“The Arab world was ripe with hope during the spring of 2011. Journalists, academics and the general population were brimming with expectations of a bright and free Arab society within their respective countries. They expected to be emancipated from the hegemony of their governments and the consistent interventions and censorship of information. These expectations were quickly shattered; these societies either fell back to the old status quo or faced even harsher conditions than before.”
Democracy’s dark side
You may recall that the Western media met the so-called Arab Spring with wild enthusiasm. Newsrooms across America, especially the geniuses at the New York Times, waited with bated breath to see which Islamic nation would be the first to produce a democratic George Washington. In the case of Egypt, that man came in the form of Mohamed Morsi, head of the Muslim Brotherhood.
But the democratically elected Morsi consolidated power within the clenched fist of, you guessed it, the Muslim Brotherhood. And so, the Arab Spring’s George Washington quickly morphed into Napoleon Bonaparte.
After mismanaging the Egyptian economy, moving his country in the direction of an Iranian-style dictatorship, and looking the other way as his nation’s Christian community saw a dramatic upswing in deadly attacks by the very Islamists journalist Khashoggi said believed in “tolerance and coexistence,” the secular Egyptian military stepped in and deposed the democratically-elected Islamist despot.
The Arab Spring-loving New York Times forgot that Adolf Hitler did not shoot his way to power. In 1933, his Nazi Party won so many seats in the German parliament, Hitler was named Chancellor in a coalition government. And like Morsi did in Egypt nearly 80 years later, Hitler consolidated power for himself and his Nazis.
One-man-one-vote is not the key to a functioning Democracy. Instead, it’s dedication by a nation’s people and their political factions to the principle of pluralism and a respect for – or a grudging tolerance of – dissenting opinions. Unfortunately, that’s a bridge too far for the adherents of a religious ideology whose very name, Islam, translates to “submission.”
There’s a new king in town
Having seen what Al Qaeda and the Muslim Brotherhood have done in places like Afghanistan, Pakistan, Egypt, Libya, and Syria, Saudi Arabian King Salman bin Abdulaziz Al Saud was understandably concerned about journalist Khashoggi and his friends.
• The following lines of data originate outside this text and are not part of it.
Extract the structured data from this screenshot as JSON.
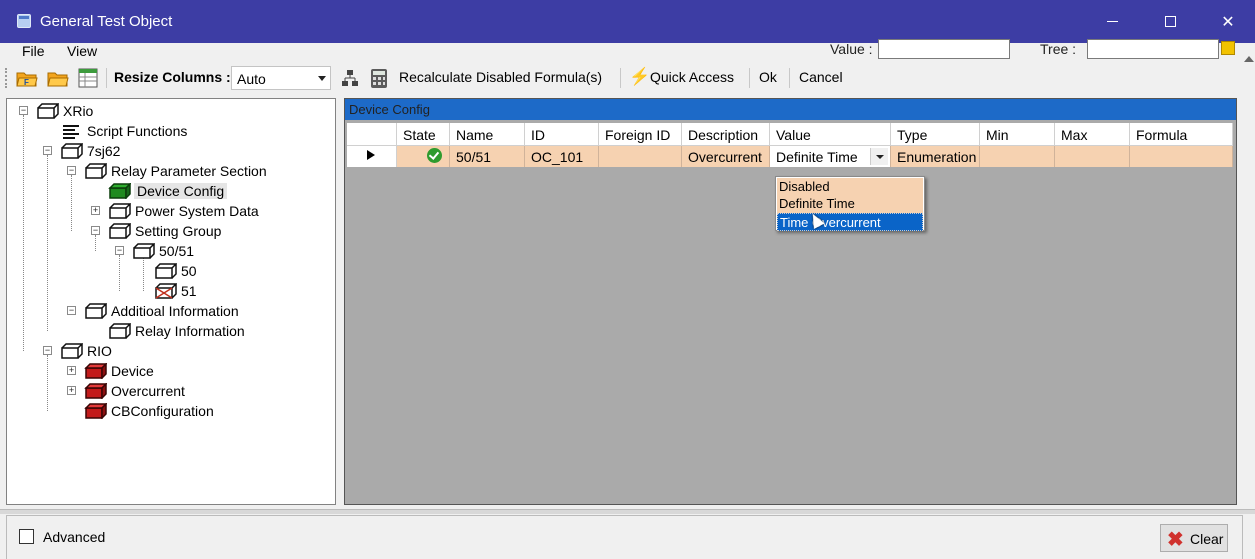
{
  "window": {
    "title": "General Test Object",
    "minimize_icon": "minimize-icon",
    "maximize_icon": "maximize-icon",
    "close_glyph": "✕"
  },
  "menu": {
    "file": "File",
    "view": "View",
    "value_label": "Value :",
    "tree_label": "Tree :",
    "value_field": "",
    "tree_field": ""
  },
  "toolbar": {
    "resize_columns_label": "Resize Columns :",
    "resize_columns_value": "Auto",
    "recalc_label": "Recalculate Disabled Formula(s)",
    "quick_access_label": "Quick Access",
    "ok_label": "Ok",
    "cancel_label": "Cancel",
    "bolt_glyph": "⚡"
  },
  "tree": {
    "items": [
      {
        "label": "XRio"
      },
      {
        "label": "Script Functions"
      },
      {
        "label": "7sj62"
      },
      {
        "label": "Relay Parameter Section"
      },
      {
        "label": "Device Config"
      },
      {
        "label": "Power System Data"
      },
      {
        "label": "Setting Group"
      },
      {
        "label": "50/51"
      },
      {
        "label": "50"
      },
      {
        "label": "51"
      },
      {
        "label": "Additioal Information"
      },
      {
        "label": "Relay Information"
      },
      {
        "label": "RIO"
      },
      {
        "label": "Device"
      },
      {
        "label": "Overcurrent"
      },
      {
        "label": "CBConfiguration"
      }
    ]
  },
  "device_config": {
    "header": "Device Config",
    "columns": [
      "State",
      "Name",
      "ID",
      "Foreign ID",
      "Description",
      "Value",
      "Type",
      "Min",
      "Max",
      "Formula"
    ],
    "row": {
      "name": "50/51",
      "id": "OC_101",
      "foreign_id": "",
      "description": "Overcurrent",
      "value": "Definite Time",
      "type": "Enumeration",
      "min": "",
      "max": "",
      "formula": ""
    },
    "dropdown_options": [
      "Disabled",
      "Definite Time",
      "Time Overcurrent"
    ],
    "highlighted_option": "Time Overcurrent"
  },
  "bottom": {
    "advanced_label": "Advanced",
    "clear_label": "Clear",
    "clear_glyph": "✖"
  },
  "colors": {
    "titlebar": "#3d3da4",
    "panel_header": "#1d6ac8",
    "row_highlight": "#f6d2b1",
    "selection": "#0a64c8"
  }
}
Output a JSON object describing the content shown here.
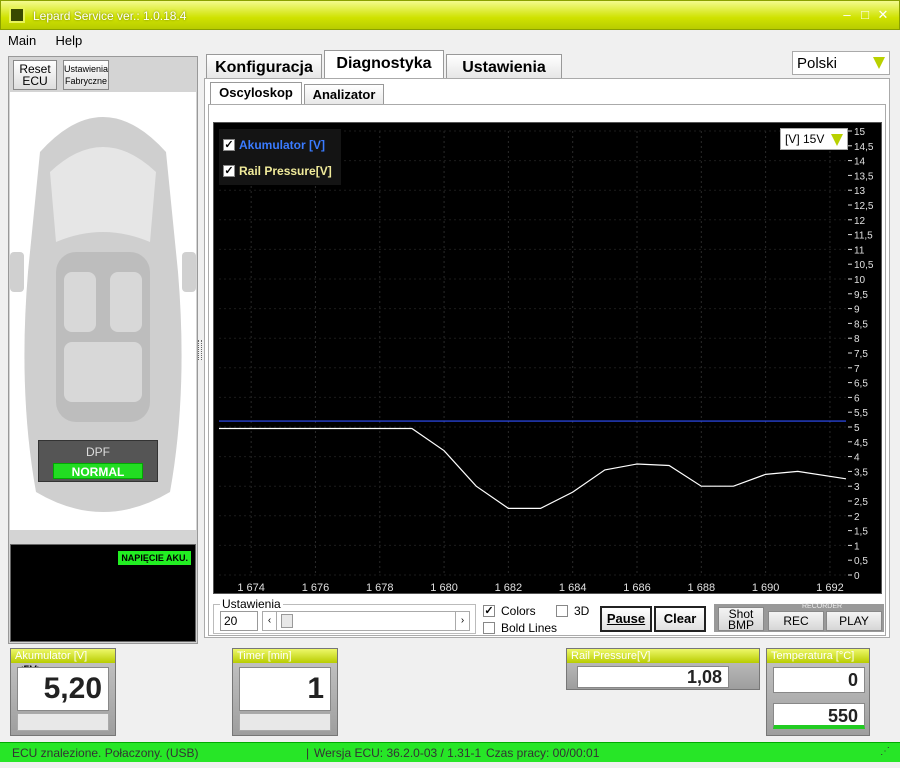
{
  "window": {
    "title": "Lepard Service  ver.: 1.0.18.4",
    "min": "–",
    "max": "□",
    "close": "✕"
  },
  "menu": [
    "Main",
    "Help"
  ],
  "left": {
    "reset_btn": "Reset ECU",
    "factory_btn": "Ustawienia Fabryczne",
    "dpf_label": "DPF",
    "dpf_status": "NORMAL",
    "mini_label": "NAPIĘCIE AKU."
  },
  "tabs": [
    "Konfiguracja",
    "Diagnostyka",
    "Ustawienia"
  ],
  "subtabs": [
    "Oscyloskop",
    "Analizator"
  ],
  "language": "Polski",
  "scope": {
    "legend": [
      "Akumulator [V]",
      "Rail Pressure[V]"
    ],
    "range": "[V] 15V",
    "settings_label": "Ustawienia",
    "settings_value": "20",
    "colors_label": "Colors",
    "bold_label": "Bold Lines",
    "threed_label": "3D",
    "pause_btn": "Pause",
    "clear_btn": "Clear",
    "shot_btn": "Shot BMP",
    "recorder_label": "RECORDER",
    "rec_btn": "REC",
    "play_btn": "PLAY"
  },
  "gauges": {
    "akumulator": {
      "title": "Akumulator [V]",
      "badge": "<5V>",
      "value": "5,20"
    },
    "timer": {
      "title": "Timer [min]",
      "value": "1"
    },
    "rail": {
      "title": "Rail Pressure[V]",
      "value": "1,08"
    },
    "temperatura": {
      "title": "Temperatura [°C]",
      "value1": "0",
      "value2": "550"
    }
  },
  "status": {
    "left": "ECU znalezione. Połaczony. (USB)",
    "version": "Wersja ECU: 36.2.0-03 / 1.31-1",
    "time": "Czas pracy: 00/00:01"
  },
  "chart_data": {
    "type": "line",
    "x_ticks": [
      "1 674",
      "1 676",
      "1 678",
      "1 680",
      "1 682",
      "1 684",
      "1 686",
      "1 688",
      "1 690",
      "1 692"
    ],
    "y_ticks": [
      "0",
      "0,5",
      "1",
      "1,5",
      "2",
      "2,5",
      "3",
      "3,5",
      "4",
      "4,5",
      "5",
      "5,5",
      "6",
      "6,5",
      "7",
      "7,5",
      "8",
      "8,5",
      "9",
      "9,5",
      "10",
      "10,5",
      "11",
      "11,5",
      "12",
      "12,5",
      "13",
      "13,5",
      "14",
      "14,5",
      "15"
    ],
    "xlim": [
      1673,
      1692.5
    ],
    "ylim": [
      0,
      15
    ],
    "series": [
      {
        "name": "Akumulator [V]",
        "color": "#3050ff",
        "x": [
          1673,
          1692.5
        ],
        "y": [
          5.2,
          5.2
        ]
      },
      {
        "name": "Rail Pressure[V]",
        "color": "#ffffff",
        "x": [
          1673,
          1679,
          1680,
          1681,
          1682,
          1683,
          1684,
          1685,
          1686,
          1687,
          1688,
          1689,
          1690,
          1691,
          1692.5
        ],
        "y": [
          4.95,
          4.95,
          4.2,
          3.0,
          2.25,
          2.25,
          2.8,
          3.55,
          3.75,
          3.7,
          3.0,
          3.0,
          3.4,
          3.5,
          3.25
        ]
      }
    ],
    "grid": true
  },
  "colors": {
    "accent": "#c8dc00",
    "status_green": "#27e627"
  }
}
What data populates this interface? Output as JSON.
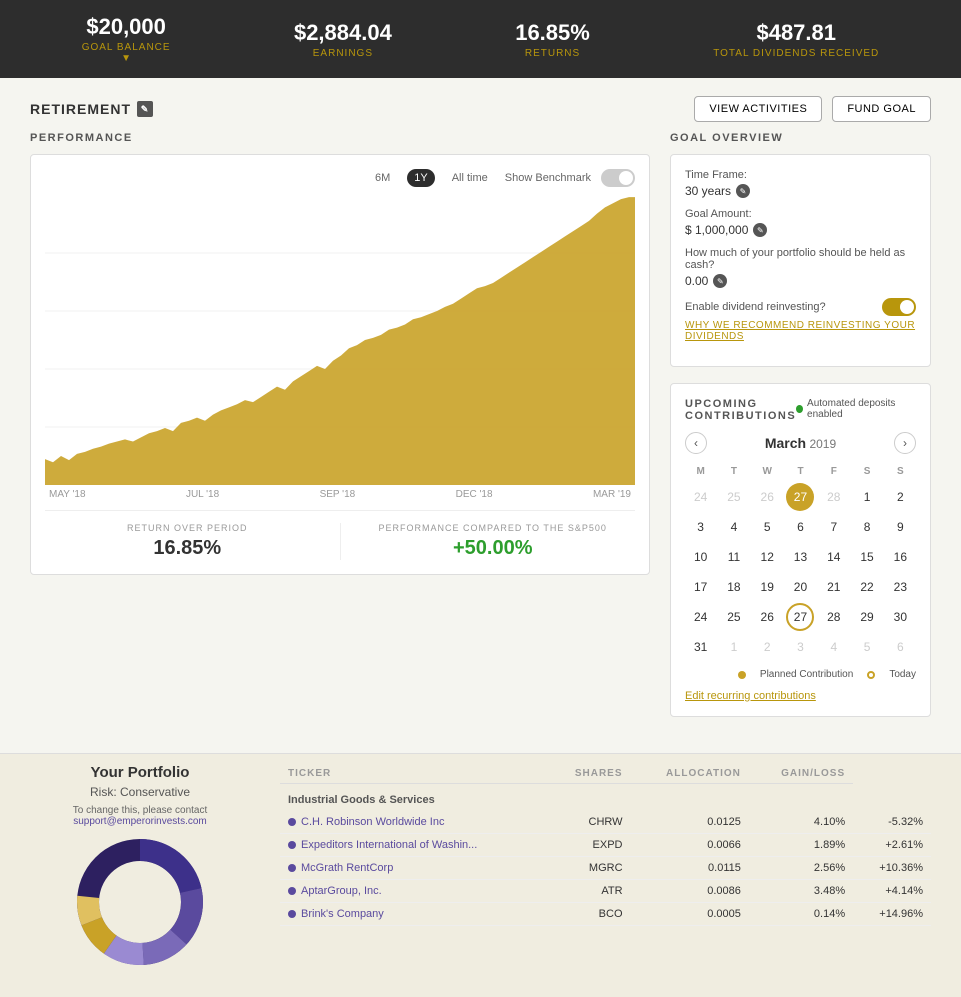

Saudi Arabian leaders preempted Jamal Khashoggi’s life before his agitation for Arab-Spring “democracy” had a chance to destabilize the House of Saud. And pave the way for a fanatical, anti-Western Islamic regime with control of 18 percent of the globe’s oil reserves.
President Trump should remember that the same media who hates him also hates the United States of America. As well as Western Civilization as a whole. Why else would the Washington Post give a fake-news platform to Osama bin Laden friend and Muslim Brotherhood member, Jamal Khashoggi.
In the end, the Saudis probably did the Western World a big favor.
Top Images: Washington Post columnist Jamal Khashoggi, CBS News screen capture. Left inset,
Muslim Brotherhood leader and former Egyptian president, Mohammad Morsi,
Egyptian state television screen capture. Right insert, Al Qaeda leader Osama bin Laden, CBS News screen capture.